There is no balancing for single-player either, as the developers thought that their brilliant A.I. was enough to compensate for the frustratingly-long and sometimes-tedious missions. Either that, or they were doing everything they can to make sure you never play solo, even going so far as displaying fake gamertags above your A.I. partners’ heads as well as defaulting to “online mode” as soon as you start the game, removing the basic ability to even pause the game. They went above and beyond to make sure you know that playing cooperatively is the way to go.

If you’re someone who has never played Resident Evil 5 or Lost Planet 2 solo, you may consider them to be good or even great games, and everything I said means nothing. That’s fine; you are clearly playing the games the way the developers intended them to be played. But why give people the option to play solo if the experience is so poorly designed that it almost forces you to play cooperatively to enjoy it? It may require more effort to put actual work into designing decent A.I., but wanting to include a co-op mode in a game is not an excuse to ruin the single-player as a result. This isn’t a popular trend, but it pops up enough times that I can see it continuing to be an issue. I just hope that, if anything, developers strive to improve the experience for those who wish to continue playing these games by themselves.
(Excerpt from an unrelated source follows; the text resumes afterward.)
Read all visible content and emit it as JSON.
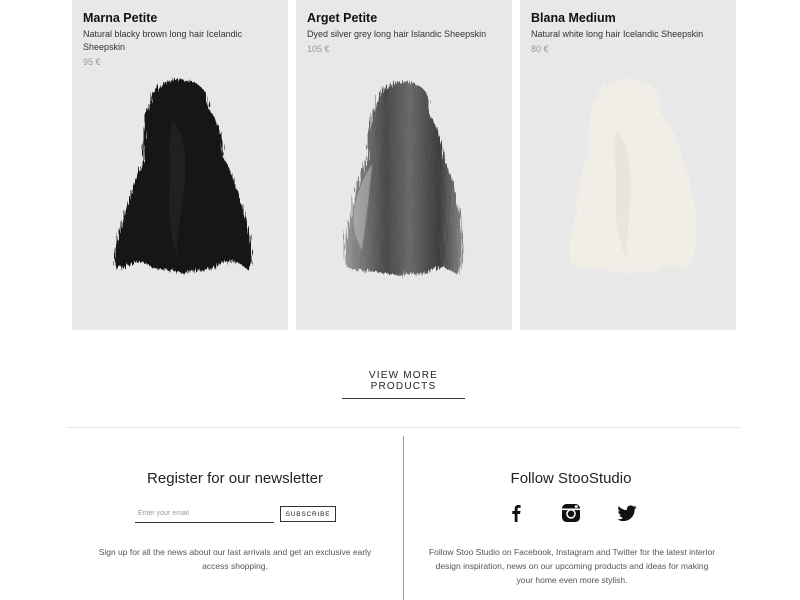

They love cooperative experiences, but a little cooperation with those who might not is all that I’m asking.